Abolafya intends to help "repopulate our city with Christians", which is a terribly problematic intention, given that (even if she gets her husband's permission first) she doesn't have the final say on whether her kids turn out to be Christians, or theists of any sort at all. She does not get to decide. For each child, the question of faith--if and when it is raised at all, and if (this is a big if) it is raised properly--will be raised between that child and God. And, try as hard as she might, mom won't be able to intervene.

On the other hand, she could have a great deal to do with shaping how her kids understand the religion that they will eventually either follow or abandon. One wonders about the prospects of someone earnestly embracing a religion, if that religion is associated with joylessness, and characterized by "duty" and "responsibility", while lacking in any understanding as to why those duties and responsibilities might be worthwhile.

1 comment:

Seed said...

I felt this was a welcome section that strangely fit right in the midst of all of this Christian fundamentalist critiquing. This section reminds me of the less complex view of Christianity. A view I find refreshing.

A section from Resurrection by Leo Tolstoy
(translated by Rosemary Edmonds)

Hoping to find a confirmation of this idea in the same Gospel according to St Matthew, Nekhlyudov began it at the beginning. After reading the Sermon on the Mount, which he had always found moving, he saw in it today for the first time, not beautiful abstract thoughts, presenting for the most part exaggerated and impossible demands, but simple, clear, practical commandments, which if obeyed (and this was quite feasible) would establish a completely new order of human society, in which the violence that filled Nekhlyudov with such indignation would not only cease of itself but the greatest blessing man can hope for – the kingdom of heaven on earth – would be attained.

The first commandment (Matthew v. 21 –6) was that man should not only not kill: he must not even be angry with his brother, or call him a fool, and if he should quarrel with anyone, he must be reconciled with him before offering his gift to God, that is, before praying.

The second commandment (Matthew v. 27-32) says that a man must not only refrain from committing adultery: he must avoid the enjoyment of a woman’s beauty, and if he has once come together with a woman he should never be faithless to her.

The third commandment (Matthew v. 33 –7) says that we must not seal a promise with an oath.

The fourth commandment (Matthew v. 38-42) enjoins us not to demand an eye for an eye but to offer the other cheek when we are smitten on one; tells us that we must forgive injuries and bear them with humility, and never refuse anyone a service he desires of us.

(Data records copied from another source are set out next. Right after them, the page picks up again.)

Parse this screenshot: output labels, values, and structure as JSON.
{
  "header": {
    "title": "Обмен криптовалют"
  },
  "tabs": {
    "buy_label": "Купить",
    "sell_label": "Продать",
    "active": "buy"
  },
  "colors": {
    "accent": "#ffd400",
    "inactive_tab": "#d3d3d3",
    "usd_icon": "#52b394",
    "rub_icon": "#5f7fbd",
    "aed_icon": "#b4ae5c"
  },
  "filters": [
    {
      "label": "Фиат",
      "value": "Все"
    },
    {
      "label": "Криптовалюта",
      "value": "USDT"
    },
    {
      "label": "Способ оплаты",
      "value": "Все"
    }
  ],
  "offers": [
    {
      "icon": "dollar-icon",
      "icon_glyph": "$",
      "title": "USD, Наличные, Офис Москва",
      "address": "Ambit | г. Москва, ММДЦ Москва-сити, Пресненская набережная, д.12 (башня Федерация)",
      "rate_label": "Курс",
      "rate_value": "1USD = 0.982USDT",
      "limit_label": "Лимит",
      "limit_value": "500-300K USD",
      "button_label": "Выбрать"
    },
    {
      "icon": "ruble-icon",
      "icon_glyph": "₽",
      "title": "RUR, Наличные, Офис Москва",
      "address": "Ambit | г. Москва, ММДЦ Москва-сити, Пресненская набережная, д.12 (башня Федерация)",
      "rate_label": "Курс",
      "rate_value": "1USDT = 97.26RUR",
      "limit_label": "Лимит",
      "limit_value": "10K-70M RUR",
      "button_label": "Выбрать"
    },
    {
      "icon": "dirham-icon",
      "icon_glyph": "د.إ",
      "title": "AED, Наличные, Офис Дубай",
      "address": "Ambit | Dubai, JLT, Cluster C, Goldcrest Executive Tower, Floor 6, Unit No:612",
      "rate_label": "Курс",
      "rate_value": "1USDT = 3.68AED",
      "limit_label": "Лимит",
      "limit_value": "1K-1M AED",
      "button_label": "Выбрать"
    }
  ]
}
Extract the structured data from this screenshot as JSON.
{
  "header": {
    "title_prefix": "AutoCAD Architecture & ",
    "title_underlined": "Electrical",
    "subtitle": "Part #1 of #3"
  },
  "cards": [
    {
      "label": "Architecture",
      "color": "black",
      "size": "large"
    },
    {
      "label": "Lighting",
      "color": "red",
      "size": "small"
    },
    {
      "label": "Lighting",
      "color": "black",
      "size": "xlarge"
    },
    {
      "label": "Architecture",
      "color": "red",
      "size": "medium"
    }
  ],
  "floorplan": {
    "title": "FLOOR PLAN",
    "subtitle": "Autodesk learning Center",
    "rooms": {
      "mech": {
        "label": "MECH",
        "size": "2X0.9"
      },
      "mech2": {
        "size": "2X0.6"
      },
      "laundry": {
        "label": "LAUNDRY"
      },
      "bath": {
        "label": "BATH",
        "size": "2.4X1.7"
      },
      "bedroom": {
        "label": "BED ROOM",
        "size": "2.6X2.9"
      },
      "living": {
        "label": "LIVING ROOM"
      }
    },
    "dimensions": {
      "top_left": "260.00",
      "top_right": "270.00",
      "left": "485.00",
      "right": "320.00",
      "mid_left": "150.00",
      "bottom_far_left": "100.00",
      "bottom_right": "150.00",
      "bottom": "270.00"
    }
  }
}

The fifth Commandment (Matthew v. 43 –8) enjoins us not merely not to hate our enemies or fight them but to love, help and serve them.

Nekhlyudov sat staring at the light of the lamp that had burned low, and his heart stopped beating. Recalling all the monstrous confusion of the life we lead, he pictured to himself what this life might be like if people were taught to obey these commandments, and his soul was swept by an ecstasy such as he had not felt for many a day. It was as though, after long pining and suffering, he had suddenly found peace and liberation.